Texas style brisket is known for its moist tenderness, and for the fact that it takes all day to cook in the oven, smoker or grill. Pressure cookers are enjoying a renaissance thanks to busy lives and a hankering for home cooking. Putting the two together is as natural as pairing a cowboy and a hat. Pressure cooking brisket gives it the deep flavor and juicy texture that slow-roasting does but in a fraction of the time.
Rinse the raw brisket with cool water and pat it dry with paper towels.
Massage a Texas-style rub into the meat, covering all sides. You can use any commercially-packaged rub, or make your own by mixing coarse salt, cracked pepper, garlic powder, cayenne, chili powder, onion powder and paprika to taste.
Coat the bottom of a heavy skillet with olive oil. Heat it over medium-high heat.

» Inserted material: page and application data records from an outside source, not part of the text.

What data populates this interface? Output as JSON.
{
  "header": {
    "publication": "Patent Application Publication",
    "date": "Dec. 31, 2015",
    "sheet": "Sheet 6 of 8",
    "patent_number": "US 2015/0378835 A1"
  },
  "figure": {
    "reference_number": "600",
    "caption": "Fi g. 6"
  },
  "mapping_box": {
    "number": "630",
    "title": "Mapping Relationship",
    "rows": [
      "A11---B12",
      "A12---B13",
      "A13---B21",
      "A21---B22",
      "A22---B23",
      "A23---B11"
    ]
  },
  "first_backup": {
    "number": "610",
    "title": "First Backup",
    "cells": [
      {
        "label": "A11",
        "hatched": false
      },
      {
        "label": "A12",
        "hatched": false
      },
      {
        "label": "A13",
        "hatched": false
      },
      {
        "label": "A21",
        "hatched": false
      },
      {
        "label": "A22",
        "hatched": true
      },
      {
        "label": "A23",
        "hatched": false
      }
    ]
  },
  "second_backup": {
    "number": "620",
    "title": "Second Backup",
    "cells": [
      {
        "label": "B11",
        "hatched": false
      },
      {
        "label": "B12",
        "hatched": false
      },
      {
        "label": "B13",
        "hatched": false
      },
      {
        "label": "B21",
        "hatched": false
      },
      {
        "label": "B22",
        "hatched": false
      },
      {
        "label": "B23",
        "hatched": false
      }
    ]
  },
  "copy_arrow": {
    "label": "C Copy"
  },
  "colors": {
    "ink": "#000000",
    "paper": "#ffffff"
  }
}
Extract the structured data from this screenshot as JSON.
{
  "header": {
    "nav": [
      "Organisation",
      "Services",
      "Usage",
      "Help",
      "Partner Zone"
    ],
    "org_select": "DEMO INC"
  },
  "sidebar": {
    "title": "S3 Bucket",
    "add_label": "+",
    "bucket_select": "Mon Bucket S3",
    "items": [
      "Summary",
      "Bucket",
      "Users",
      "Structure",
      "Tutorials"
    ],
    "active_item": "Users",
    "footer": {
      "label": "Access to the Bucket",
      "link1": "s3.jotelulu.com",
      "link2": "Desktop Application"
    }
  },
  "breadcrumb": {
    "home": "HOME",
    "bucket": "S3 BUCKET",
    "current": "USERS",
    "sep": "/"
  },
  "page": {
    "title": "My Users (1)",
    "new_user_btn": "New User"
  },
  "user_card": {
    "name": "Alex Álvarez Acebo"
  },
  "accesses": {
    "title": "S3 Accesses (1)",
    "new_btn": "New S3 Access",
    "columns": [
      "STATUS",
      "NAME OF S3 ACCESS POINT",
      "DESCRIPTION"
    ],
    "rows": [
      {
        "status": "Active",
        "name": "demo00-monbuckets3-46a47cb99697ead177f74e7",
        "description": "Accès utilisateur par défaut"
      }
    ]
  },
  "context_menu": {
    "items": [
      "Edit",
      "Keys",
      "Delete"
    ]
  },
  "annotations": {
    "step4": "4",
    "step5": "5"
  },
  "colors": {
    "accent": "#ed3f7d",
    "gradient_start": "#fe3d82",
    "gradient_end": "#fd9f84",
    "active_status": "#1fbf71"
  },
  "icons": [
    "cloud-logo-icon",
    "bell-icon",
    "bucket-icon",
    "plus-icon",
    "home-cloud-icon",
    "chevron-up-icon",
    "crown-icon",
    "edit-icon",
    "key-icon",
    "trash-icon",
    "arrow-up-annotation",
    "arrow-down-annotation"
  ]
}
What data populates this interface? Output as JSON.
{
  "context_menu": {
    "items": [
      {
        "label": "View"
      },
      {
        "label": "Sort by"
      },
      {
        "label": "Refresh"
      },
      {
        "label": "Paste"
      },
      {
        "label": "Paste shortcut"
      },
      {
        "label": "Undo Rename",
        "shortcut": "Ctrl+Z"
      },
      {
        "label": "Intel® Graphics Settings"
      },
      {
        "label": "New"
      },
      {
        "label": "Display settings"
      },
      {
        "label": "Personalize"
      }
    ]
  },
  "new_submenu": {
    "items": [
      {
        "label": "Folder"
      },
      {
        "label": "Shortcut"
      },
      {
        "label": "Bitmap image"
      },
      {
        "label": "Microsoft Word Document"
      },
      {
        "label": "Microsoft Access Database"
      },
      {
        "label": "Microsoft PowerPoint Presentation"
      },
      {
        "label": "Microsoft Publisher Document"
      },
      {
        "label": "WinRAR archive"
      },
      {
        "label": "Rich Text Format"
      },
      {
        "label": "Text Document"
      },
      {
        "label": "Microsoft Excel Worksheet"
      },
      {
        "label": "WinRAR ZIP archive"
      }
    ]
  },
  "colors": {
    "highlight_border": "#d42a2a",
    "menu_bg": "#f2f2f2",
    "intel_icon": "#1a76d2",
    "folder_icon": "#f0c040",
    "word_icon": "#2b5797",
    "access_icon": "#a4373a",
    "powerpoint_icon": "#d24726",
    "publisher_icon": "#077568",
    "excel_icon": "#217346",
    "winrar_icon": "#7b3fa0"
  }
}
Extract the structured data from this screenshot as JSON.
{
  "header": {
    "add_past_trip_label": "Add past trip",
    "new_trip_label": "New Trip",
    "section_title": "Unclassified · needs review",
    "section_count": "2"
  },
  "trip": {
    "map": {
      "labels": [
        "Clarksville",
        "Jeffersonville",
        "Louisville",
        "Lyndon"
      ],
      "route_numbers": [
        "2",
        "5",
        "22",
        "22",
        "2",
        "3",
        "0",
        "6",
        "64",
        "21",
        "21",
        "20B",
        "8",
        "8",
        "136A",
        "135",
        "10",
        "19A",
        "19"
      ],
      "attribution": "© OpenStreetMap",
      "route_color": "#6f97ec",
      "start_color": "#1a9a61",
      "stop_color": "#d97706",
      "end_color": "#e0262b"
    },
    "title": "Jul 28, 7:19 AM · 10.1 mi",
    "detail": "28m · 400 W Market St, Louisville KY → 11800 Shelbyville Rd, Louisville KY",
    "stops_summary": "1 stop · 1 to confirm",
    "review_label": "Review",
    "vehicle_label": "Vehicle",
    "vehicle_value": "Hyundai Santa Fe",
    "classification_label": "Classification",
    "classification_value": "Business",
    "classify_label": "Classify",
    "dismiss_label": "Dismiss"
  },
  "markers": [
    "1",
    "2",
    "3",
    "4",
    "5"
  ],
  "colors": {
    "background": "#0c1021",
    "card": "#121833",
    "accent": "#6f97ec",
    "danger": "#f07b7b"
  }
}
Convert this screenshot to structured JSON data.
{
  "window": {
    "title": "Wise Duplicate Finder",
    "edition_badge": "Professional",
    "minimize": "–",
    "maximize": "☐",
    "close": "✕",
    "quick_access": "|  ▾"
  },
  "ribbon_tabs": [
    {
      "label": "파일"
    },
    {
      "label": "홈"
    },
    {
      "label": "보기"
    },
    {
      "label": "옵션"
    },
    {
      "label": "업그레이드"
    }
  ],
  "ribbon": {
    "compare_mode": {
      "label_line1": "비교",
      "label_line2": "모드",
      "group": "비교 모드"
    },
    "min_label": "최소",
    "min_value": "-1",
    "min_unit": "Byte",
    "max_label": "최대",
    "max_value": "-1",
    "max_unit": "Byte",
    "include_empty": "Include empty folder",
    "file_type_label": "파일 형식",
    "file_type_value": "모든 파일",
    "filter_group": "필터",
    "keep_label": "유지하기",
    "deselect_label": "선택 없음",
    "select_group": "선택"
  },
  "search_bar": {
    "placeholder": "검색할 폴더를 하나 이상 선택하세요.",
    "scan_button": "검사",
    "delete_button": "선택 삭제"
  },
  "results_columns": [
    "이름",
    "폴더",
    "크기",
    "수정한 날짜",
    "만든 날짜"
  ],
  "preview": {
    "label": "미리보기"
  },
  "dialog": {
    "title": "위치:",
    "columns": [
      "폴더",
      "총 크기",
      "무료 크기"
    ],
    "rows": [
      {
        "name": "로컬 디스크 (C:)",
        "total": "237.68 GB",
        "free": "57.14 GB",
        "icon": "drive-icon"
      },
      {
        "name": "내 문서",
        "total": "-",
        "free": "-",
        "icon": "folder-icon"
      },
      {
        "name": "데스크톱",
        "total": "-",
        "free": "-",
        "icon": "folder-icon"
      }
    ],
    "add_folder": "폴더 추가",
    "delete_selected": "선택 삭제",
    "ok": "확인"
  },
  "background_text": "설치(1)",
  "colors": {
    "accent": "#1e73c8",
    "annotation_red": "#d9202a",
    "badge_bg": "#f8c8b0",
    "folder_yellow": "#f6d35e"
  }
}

Add sliced onions to the oil and cook them until they start to soften. Toss in smashed garlic and stir it well to coat it with oil.
Sear the brisket in the skillet on all sides until the outside has caramelized to a rich, deep brown color.
Coat the bottom of your pressure cooker with olive oil. Move the brisket from the skillet to the pressure cooker using tongs to avoid puncturing the meat.
Transfer the oil, onions, garlic and browned bits of meat from the skillet to the pressure cooker, scraping the skillet with a wooden spoon to get all of the drippings.
Pour a mixture of barbecue sauce and beer into the pressure cooker. The proportions don’t have to be exact, but aim for 1 part barbecue sauce to 2 parts beer. Check your pressure cooker’s manual to see what the minimum recommended amount of liquid is, because it varies.
Secure the lid of the pressure cooker to the pot, and bring the cooker to full pressure over high heat. Cook the brisket for 20 minutes per pound.
Release the pressure according to the manufacturer’s instructions. This can involve simply turning off the heat, bleeding off the steam through a valve, or placing the pressure cooker in the sink and running cool water over it.
Check the internal temperature of the brisket by sticking an instant-read thermometer into the thickest part of the top. The brisket will continue to cook as it rests, so it is done when it has reached an internal temperature of at least 135 degrees Fahrenheit.
Place the brisket on a cutting board using the tongs. Cover it tightly with aluminum foil and let it rest for at least 10 minutes or until the internal temperature reaches 145 degrees.
Reduce the liquid in the pressure cooker by boiling it for at least five minutes. Slice the brisket across the grain and serve it with the reduced cooking sauce.